Graduating University of Saskatchewan student Oralie George. (Photo: Submitted)
Graduating University of Saskatchewan student Oralie George. (Photo: Submitted)

USask graduate thrives in Kanawayihetaytan Askiy program

Oralie George completed the Kanawayihetaytan Askiy Certificate while maintaining her professional career in Ontario.

By Brett Makulowich

“My experience was phenomenal, and I recommend the Kanawayihetaytan Askiy program to anyone who is part of land resources, land management or who is Indigenous,” said Oralie George.

George is a member of Alderville First Nation, part of the Mississauga (Michi Sagig) Ojibway Nation, which is located east of Toronto, Ont. Her spirit name is Niimi Miigizi Kwe which means Dancing Eagle Woman. Her Clan is Bear, Mkwa n Dodem.

George will officially receive her Kanawayihetaytan Askiy Certificate at USask Spring Convocation, taking place on June 5 at Merlis Belsher Place. 

Kanawayihetaytan Askiy (KA) means “let us take care of the land” in Cree. The KA program examines environmental, legal, and economic aspects of land and resource management in Indigenous communities. Students learn about Indigenous rights, strategic planning, land use planning, traditional knowledge, resource management, intellectual property law, and project management.

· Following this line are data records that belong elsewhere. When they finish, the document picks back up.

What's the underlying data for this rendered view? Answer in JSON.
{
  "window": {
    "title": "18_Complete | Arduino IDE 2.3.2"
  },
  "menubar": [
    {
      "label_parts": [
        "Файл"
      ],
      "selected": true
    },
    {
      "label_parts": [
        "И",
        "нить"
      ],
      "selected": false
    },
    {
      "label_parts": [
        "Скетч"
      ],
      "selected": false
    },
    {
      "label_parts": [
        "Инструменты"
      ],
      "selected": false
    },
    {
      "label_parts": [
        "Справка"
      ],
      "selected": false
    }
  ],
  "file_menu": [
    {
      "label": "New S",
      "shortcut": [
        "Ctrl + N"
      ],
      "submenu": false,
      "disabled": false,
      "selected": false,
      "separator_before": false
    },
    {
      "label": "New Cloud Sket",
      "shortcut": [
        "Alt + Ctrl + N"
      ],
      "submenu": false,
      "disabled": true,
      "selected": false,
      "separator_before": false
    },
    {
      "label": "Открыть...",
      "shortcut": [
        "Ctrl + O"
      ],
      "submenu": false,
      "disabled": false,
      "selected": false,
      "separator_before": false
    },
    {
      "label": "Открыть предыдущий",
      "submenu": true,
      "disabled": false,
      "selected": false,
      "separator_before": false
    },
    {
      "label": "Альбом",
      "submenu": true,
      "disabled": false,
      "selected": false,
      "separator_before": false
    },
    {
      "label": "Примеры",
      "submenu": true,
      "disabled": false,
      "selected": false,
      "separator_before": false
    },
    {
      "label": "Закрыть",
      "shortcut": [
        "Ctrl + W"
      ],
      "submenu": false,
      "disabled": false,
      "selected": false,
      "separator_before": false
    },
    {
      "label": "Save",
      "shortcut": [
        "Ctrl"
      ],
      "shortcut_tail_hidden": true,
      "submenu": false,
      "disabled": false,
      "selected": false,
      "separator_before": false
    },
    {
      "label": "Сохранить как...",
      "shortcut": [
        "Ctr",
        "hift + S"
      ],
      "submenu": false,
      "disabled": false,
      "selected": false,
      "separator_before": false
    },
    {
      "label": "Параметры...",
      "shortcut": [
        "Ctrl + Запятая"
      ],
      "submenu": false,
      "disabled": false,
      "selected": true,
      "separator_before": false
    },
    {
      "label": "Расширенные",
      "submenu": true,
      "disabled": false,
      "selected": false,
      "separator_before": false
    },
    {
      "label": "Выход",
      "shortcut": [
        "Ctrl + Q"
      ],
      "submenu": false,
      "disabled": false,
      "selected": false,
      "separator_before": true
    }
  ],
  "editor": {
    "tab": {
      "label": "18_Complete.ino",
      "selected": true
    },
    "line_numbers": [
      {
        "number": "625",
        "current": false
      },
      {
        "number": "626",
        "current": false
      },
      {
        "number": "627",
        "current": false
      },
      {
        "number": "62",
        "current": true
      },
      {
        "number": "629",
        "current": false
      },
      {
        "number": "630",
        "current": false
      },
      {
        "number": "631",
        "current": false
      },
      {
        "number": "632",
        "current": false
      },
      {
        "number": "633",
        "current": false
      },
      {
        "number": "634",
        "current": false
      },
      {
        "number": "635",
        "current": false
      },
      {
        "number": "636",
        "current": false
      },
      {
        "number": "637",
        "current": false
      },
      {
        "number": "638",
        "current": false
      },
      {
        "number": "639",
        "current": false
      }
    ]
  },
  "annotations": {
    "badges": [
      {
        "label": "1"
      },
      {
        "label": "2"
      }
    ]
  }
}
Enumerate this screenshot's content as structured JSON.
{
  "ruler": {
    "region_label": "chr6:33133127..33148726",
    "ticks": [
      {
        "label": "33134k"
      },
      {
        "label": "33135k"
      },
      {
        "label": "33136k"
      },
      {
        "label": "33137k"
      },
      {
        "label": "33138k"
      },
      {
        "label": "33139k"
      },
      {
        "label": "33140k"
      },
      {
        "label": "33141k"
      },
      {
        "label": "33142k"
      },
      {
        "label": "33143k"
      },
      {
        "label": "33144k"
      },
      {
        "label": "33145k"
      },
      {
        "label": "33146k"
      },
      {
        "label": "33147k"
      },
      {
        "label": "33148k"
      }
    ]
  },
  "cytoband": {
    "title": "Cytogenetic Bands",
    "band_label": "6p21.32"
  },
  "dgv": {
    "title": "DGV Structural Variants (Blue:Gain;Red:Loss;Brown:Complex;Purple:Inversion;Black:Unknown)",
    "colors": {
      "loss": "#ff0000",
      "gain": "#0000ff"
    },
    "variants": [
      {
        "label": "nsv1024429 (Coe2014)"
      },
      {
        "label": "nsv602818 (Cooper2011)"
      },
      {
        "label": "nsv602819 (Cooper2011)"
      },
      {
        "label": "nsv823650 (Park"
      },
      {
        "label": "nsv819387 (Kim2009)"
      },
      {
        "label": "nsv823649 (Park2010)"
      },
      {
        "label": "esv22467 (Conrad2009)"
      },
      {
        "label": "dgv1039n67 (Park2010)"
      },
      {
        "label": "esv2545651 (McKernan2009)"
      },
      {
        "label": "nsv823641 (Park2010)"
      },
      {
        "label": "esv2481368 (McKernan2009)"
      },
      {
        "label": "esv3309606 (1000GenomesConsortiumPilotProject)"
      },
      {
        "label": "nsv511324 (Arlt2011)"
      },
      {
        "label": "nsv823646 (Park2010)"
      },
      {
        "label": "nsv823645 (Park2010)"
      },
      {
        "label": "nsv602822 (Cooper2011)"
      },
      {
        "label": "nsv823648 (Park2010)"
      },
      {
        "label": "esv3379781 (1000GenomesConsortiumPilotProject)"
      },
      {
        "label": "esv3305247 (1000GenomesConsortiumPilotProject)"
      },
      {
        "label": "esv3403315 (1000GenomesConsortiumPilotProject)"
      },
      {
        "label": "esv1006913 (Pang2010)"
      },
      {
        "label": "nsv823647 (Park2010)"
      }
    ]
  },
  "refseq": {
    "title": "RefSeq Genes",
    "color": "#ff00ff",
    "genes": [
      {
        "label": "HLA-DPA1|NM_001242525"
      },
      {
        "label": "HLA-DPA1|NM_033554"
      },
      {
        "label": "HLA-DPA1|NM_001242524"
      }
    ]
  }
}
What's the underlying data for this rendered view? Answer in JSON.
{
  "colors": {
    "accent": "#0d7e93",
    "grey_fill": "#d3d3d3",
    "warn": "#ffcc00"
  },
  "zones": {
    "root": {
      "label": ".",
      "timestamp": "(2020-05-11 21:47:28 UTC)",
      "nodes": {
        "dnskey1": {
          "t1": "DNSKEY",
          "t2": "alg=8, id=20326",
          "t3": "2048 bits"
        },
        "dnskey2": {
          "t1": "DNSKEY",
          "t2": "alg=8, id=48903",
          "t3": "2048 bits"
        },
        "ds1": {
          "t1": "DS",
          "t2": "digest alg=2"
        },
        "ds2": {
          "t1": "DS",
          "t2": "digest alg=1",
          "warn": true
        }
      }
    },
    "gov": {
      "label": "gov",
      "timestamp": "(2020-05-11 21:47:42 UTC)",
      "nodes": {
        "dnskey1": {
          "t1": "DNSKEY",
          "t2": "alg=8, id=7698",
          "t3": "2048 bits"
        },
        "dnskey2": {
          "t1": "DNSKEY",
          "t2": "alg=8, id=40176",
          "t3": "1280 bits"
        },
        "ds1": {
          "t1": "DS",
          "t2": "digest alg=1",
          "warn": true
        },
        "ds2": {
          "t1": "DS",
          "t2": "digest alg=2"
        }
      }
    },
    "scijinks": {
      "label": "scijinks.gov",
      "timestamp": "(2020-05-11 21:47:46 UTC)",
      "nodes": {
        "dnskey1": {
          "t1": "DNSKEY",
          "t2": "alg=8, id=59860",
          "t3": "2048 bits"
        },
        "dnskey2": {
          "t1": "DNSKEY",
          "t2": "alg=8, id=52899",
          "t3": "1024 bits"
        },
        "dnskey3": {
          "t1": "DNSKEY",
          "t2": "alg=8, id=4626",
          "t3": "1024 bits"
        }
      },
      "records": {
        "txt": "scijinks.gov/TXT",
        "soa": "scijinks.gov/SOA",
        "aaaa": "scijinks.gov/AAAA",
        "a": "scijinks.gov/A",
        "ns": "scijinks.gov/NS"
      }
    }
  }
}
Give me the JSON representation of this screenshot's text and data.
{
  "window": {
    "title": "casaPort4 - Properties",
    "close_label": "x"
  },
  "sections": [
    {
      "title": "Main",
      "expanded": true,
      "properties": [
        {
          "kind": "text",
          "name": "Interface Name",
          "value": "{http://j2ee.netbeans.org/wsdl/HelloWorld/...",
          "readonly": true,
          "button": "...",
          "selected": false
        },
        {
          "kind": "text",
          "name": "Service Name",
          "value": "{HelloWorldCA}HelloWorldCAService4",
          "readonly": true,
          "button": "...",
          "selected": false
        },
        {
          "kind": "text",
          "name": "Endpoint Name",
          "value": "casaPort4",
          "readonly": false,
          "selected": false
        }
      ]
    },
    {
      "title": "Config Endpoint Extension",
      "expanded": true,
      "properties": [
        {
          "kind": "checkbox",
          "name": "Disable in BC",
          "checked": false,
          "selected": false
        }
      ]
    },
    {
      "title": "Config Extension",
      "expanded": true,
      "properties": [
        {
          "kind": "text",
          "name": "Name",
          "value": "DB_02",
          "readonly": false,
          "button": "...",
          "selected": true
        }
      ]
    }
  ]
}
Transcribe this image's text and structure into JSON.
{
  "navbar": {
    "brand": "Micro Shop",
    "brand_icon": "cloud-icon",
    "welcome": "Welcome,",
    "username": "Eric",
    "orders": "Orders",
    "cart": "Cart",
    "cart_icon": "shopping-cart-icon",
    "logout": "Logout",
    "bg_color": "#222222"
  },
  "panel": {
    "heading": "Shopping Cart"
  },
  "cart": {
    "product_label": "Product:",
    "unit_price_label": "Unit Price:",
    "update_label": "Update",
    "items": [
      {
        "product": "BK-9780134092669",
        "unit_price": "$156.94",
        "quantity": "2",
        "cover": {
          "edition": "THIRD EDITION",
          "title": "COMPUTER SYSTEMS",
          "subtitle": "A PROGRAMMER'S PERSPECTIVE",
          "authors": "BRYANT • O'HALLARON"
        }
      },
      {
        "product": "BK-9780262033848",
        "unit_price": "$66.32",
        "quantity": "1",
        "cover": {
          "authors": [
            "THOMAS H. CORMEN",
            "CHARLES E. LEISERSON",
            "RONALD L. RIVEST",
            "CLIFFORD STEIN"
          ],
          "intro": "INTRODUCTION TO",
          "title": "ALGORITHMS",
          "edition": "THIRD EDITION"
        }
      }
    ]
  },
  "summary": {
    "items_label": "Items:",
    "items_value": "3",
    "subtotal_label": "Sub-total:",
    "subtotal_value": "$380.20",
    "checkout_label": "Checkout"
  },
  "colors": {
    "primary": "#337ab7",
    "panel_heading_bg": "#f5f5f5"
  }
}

This academic program is offered by the College of Agriculture and Bioresources at the University of Saskatchewan (USask) and offers both certificate and diploma options.

At the start of the pandemic, George moved back home to Alderville First Nation from Calgary. During her time in Alberta, she earned a Business Management Diploma from Keyano College and completed a Technical Writing course at the University of Alberta.

She started working as a land code development coordinator for Alderville First Nation in 2021. The previous land manager, Philip Beaver, who is an alumnus of the KA program, recommended it to George.

“This program gave me the opportunity to work on assignments in synch with current action items in the office such as completing a community engagement plan, business proposal, testing areas of concern for contamination, and writing history profiles for the community,” said George.

The blended learning model of the KA Certificate accommodates the professional work lives of students. Students travel to the USask Saskatoon campus three times a year for two weeks of in-person instruction, field trips, and laboratory work. The students then return home for 7-10 weeks of remote study.

“I very much loved the hybrid courses as I was able to see everything the University of Saskatchewan provides its students with as well as studies at home so I can continue working at my office at my own pace,” said George.

Two courses that stood out to George were Introduction to Legal Concepts in Resource Management taught by Kaitlyn Harvey and Field Studies in the Environment taught by Dr. Melissa Arcand (PhD).

“Seeing law focused on Indigenous concepts was very eye opening!” said George. “The field studies course was very immersive. We visited Mistawasis First Nation and Muskeg Lake Cree Nation where they showed us their natural grasslands and community gardens.

George excelled academically and was awarded the CIBC Indigenous Student Award to the top Kanawayihetaytan Askiy Graduate.

“My sister who passed away from cancer in 2021 was a large influence for me in completing the KA program,” said George. “She was heavily involved in her Indigenous culture, gardening, archaeology, soil, traditional medicines, harvesting, and pretty much anything outdoors and under the sun. So, I feel her presence in this program, and how much she would have loved it too. It connected me with her.”

George now has a new role as the land manager for Alderville First Nation. She is also considering completing the Level Two: Technical Training of the National Aboriginal Land Managers Association’s (NALMA) Professional Lands Management Certificate program (which the KA Certificate meets the prerequisites for). 

“I have learned a lot in the KA program, and it was empowering to voice my knowledge,” said George. “My future plans are to continue to work as Alderville First Nation’s new land manager and to implement new land code initiatives for my community”.

Together, we will work towards Truth and Reconciliation. We invite you to join by supporting Indigenous achievement at USask.